Several posts from around the arts blogging community have addressed the issue of fundraising in financially tough times. ("Tough" is an understatement, I know.) TechSoup recently posted an entry that pulls together some of the posts, and I thought it was important to share the link here. Obviously, there are no silver bullets, but it's helpful to see an overview of other organizations' strategies for fundraising when wallets are light. If nothing else, it's good to know that all nonprofits are sharing in this struggle.

So what technology tools are important for surviving the economic downturn (aka: recession, depression, slowdown, bump in the financial road)?

Social Media - Facebook, MySpace, Flickr and other online social resources are still the best way to use the Web to create community and investment in your organization. And if someone is truly invested in you, they will continue to support you regardless of their financial situation. Activate your network and get others to spread the news about how great you are.

Donation Buttons, Links and Widgets - (Please note: This post is not intended to endorse Barack Obama. Rather, this is an endorsement of his fantastic digital asset team.

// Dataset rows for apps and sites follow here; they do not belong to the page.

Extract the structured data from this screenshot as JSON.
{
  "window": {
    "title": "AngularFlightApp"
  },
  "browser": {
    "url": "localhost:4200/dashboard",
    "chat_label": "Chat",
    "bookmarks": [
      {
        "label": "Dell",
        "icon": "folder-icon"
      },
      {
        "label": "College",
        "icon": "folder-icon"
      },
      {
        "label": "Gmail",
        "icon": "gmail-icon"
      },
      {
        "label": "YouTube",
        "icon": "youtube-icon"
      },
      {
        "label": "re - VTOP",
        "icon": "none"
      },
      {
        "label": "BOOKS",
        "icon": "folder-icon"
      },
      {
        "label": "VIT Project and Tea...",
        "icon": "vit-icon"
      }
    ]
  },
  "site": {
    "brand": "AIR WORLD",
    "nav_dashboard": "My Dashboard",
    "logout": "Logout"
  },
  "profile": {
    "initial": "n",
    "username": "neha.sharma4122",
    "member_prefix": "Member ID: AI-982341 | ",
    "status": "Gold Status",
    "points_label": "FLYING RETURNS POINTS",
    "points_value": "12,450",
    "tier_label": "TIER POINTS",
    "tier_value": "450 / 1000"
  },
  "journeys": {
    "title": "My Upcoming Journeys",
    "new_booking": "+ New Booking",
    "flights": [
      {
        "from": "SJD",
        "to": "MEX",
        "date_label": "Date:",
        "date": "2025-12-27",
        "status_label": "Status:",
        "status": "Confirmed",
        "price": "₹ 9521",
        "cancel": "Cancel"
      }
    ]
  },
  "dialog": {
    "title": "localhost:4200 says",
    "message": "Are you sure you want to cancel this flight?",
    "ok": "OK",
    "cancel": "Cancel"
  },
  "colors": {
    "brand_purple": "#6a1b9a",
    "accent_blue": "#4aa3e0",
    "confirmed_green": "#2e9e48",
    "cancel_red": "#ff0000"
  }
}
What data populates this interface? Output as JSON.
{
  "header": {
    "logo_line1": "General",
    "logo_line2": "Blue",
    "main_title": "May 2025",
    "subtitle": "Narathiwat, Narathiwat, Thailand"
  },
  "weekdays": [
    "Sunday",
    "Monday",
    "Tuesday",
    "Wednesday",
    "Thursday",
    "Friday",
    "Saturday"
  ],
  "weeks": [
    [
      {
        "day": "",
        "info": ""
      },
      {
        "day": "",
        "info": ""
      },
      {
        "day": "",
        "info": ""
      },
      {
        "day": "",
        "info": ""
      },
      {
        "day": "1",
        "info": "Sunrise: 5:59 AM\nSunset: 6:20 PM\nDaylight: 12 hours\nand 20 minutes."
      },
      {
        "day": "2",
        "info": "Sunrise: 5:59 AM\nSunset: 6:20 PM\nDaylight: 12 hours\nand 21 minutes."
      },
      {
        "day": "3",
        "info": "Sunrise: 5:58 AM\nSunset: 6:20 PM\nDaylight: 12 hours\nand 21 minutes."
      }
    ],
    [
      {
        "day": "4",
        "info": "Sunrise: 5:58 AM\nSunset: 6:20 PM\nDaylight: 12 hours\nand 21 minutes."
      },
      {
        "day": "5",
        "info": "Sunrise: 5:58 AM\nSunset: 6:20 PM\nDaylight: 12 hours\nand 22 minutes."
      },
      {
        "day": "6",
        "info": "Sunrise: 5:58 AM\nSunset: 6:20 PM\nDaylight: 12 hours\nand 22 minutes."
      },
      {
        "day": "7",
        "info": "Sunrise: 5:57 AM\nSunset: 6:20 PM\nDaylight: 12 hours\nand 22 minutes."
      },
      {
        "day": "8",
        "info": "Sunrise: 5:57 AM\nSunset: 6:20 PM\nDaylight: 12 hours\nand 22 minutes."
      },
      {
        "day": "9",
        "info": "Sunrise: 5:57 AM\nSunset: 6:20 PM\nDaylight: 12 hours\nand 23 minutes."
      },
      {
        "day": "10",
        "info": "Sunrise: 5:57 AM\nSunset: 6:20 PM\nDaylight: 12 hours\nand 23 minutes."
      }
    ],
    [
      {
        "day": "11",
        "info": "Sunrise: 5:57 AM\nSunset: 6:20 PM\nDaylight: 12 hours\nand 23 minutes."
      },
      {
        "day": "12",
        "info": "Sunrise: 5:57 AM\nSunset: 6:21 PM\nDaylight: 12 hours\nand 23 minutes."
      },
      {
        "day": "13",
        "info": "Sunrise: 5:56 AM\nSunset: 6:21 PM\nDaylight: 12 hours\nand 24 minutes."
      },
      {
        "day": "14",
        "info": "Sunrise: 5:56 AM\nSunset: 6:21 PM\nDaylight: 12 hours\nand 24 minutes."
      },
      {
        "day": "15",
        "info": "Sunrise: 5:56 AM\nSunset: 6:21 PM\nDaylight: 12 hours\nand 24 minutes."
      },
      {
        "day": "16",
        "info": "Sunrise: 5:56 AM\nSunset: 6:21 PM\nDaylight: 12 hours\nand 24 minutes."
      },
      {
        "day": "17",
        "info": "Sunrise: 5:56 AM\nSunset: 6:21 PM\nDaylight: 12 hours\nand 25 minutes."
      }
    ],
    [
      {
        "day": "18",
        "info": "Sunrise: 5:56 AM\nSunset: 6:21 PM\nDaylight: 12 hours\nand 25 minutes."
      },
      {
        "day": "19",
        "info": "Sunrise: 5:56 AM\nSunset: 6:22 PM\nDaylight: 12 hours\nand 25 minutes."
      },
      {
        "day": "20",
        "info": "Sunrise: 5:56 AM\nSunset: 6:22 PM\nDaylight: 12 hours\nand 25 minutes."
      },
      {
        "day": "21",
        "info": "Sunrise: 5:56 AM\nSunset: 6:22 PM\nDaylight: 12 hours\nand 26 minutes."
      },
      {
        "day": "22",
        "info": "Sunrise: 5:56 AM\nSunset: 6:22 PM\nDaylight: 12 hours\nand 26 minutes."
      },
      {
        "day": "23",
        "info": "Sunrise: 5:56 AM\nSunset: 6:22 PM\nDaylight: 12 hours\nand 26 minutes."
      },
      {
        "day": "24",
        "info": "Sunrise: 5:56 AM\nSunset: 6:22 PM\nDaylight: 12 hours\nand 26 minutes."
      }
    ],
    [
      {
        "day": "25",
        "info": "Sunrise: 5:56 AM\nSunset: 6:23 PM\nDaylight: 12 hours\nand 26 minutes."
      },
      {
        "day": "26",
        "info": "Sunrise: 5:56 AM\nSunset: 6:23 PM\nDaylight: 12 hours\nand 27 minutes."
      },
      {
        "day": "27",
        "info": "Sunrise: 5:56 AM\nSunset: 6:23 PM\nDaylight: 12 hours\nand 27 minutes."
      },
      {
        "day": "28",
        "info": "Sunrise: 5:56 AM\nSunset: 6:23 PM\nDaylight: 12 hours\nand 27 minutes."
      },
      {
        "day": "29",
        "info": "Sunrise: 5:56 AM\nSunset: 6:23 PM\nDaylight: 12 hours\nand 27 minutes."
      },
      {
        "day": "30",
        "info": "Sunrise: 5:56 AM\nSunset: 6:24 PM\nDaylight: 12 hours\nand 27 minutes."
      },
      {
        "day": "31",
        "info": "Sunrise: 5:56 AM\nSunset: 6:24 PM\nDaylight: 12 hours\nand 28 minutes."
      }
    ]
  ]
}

I feel there are valuable lessons to be learned by the nonprofit world from Obama's online campaign strategies.) Barack Obama's digital campaign efforts have been astounding. Even if he doesn't win the upcoming election, his campaign's online fundraising success has been extraordinary. One thing that has led to this success is the sheer number of times the campaign asks for money. In every message I receive from them, be it via Web, email or mobile device, there is a donation link or button. And because of the way their communications have been tailored and carefully crafted, I don't think of them as spam. In my opinion, if someone has opted into your lists, they're telling you they're interested in your work. As any fundraising pro will tell you, the secret to success is not being afraid to ask for money over and over and over again. Also, the Obama team hasn't asked me to give large gifts. Typically they're asking for $25-50. It's much easier and more likely for me to give $25 a few times a year than it is for me to give $250 in one lump sum. This may sound odd, but why not nickel and dime your supporters?

Online Fundraising Events - Rather than dishing out tons of money for artist travel, catering and rental fees when you want to offer fundraising events, why not try to host a few fee-based online opportunities? For instance, an arts organization could team up with a local band to offer an online concert followed by a chat session. You could require a donation in order for a user to access the concert and followup chat. Obviously, there is no virtual replacement for a live gala, but you may be overlooking some valuable opportunities for providing donors additional online content.

An important thing to remember is that in times of financial distress, it is more important than ever to make sure you have a clear and measurable communication strategy. For more information on establishing clear and effective communication goals, check out the Spitfire Strategies Smart Chart 3.0. This doesn't focus exclusively on digital communications, but it can be easily tailored for any type of message.